Outbreaks of wild poliovirus (wild poliovirus) type 1 have been found again in Malawi, East Africa. This was announced by Malawi’s health authorities after a case was detected in a young child in the capital Lilongwe.
According to the authority, this is the first case of wild poliovirus in Africa in more than five years.
Africa was declared free of native wild polio in August 2020 after eliminating all forms of wild polio from the region. Laboratory analysis showed that the strains detected in Malawi were related to strains already circulating in the Sindh Province of Pakistan.
Polio remains endemic in Afghanistan and Pakistan. As an imported case from Pakistan, this detection does not affect the certification status of wild poliovirus free in the African region.
“As long as wild polio exists everywhere in the world, all countries remain at risk of importing the virus,” said Dr Matshidiso Moeti, World Health Organization (WHO) Regional Director for Africa, citing a WHO press statement, Friday (18/2/2022).
Following the detection of wild polio in Malawi, it took immediate action to prevent its potential spread.
“Thanks to the continent’s high-level polio surveillance and capacity to detect the virus quickly, we were able to quickly launch a rapid response and protect children from the effects of this disease.”
Outbreak Risk Assessment and Response
WHO supports Malawi’s health authorities to conduct outbreak risk and response assessments, including additional immunizations.
Surveillance of the disease is also being stepped up in neighboring countries. The Global Polio Eradication Initiative (GPEI) Rapid Response Team based at the WHO Regional Office in Africa deployed a team to Malawi to support coordination, surveillance, data management, communications and operations.
Partner organizations will also send teams to support emergency operations and innovative vaccination campaign solutions.
“The last cases of wild poliovirus in Africa were identified in northern Nigeria in 2016 and globally there were only five cases in 2021,” said Dr Modjirom Ndoutabe, Polio Coordinator at WHO’s Regional Office for Africa.
“Every case of wild poliovirus is an important event and we will deploy all resources to support the country’s response,” he added.
Polio is a highly contagious disease caused by a virus.
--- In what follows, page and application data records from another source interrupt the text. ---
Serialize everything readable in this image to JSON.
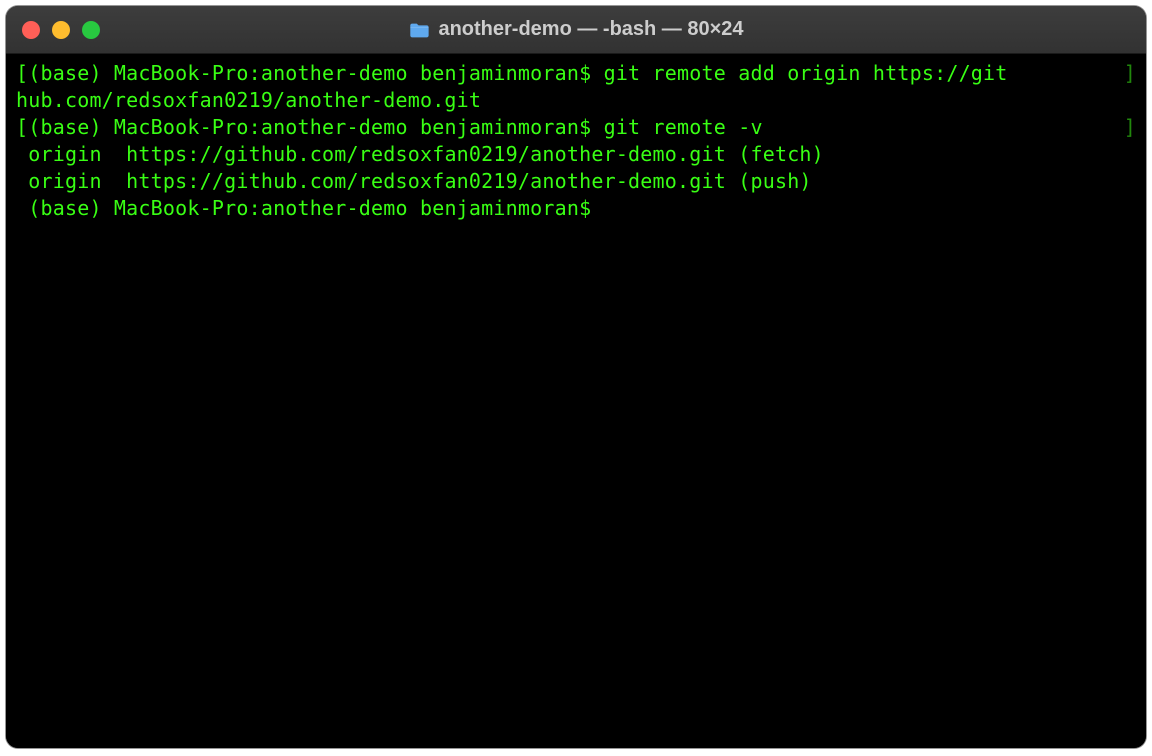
{
  "window": {
    "title": "another-demo — -bash — 80×24"
  },
  "terminal": {
    "bracket_open": "[",
    "bracket_close": "]",
    "line1_cmd": "(base) MacBook-Pro:another-demo benjaminmoran$ git remote add origin https://git",
    "line1_wrap": "hub.com/redsoxfan0219/another-demo.git",
    "line2_cmd": "(base) MacBook-Pro:another-demo benjaminmoran$ git remote -v",
    "line3": " origin  https://github.com/redsoxfan0219/another-demo.git (fetch)",
    "line4": " origin  https://github.com/redsoxfan0219/another-demo.git (push)",
    "line5": " (base) MacBook-Pro:another-demo benjaminmoran$ "
  }
}
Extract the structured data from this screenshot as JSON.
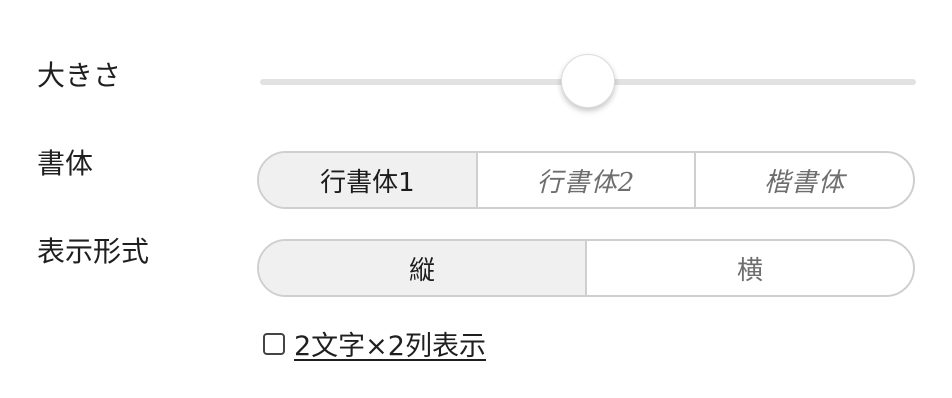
{
  "labels": {
    "size": "大きさ",
    "font": "書体",
    "layout": "表示形式"
  },
  "size_slider": {
    "value_fraction": 0.5
  },
  "font_options": [
    {
      "label": "行書体1",
      "selected": true
    },
    {
      "label": "行書体2",
      "selected": false
    },
    {
      "label": "楷書体",
      "selected": false
    }
  ],
  "layout_options": [
    {
      "label": "縦",
      "selected": true
    },
    {
      "label": "横",
      "selected": false
    }
  ],
  "two_by_two": {
    "label": "2文字×2列表示",
    "checked": false
  },
  "colors": {
    "selected_bg": "#f0f0f0",
    "border": "#cfcfcf",
    "track": "#e2e2e2"
  }
}
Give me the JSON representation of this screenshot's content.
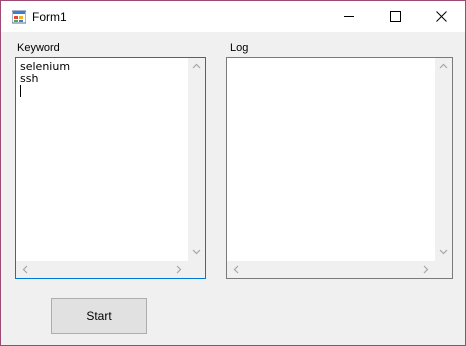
{
  "window": {
    "title": "Form1"
  },
  "titlebar": {
    "minimize_icon": "minimize-icon",
    "maximize_icon": "maximize-icon",
    "close_icon": "close-icon"
  },
  "keyword": {
    "label": "Keyword",
    "lines": [
      "selenium",
      "ssh",
      ""
    ]
  },
  "log": {
    "label": "Log",
    "lines": []
  },
  "start_button": {
    "label": "Start"
  },
  "colors": {
    "focus_border": "#0078d7",
    "window_border": "#9c4a72",
    "background": "#f0f0f0"
  }
}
It attacks the nervous system and can cause complete paralysis within hours.
The virus is transmitted from person to person mainly by the faecal-oral route or less often through contaminated water or food and multiplies in the intestines. Although there is no cure for polio, it can be prevented through a simple and effective vaccine.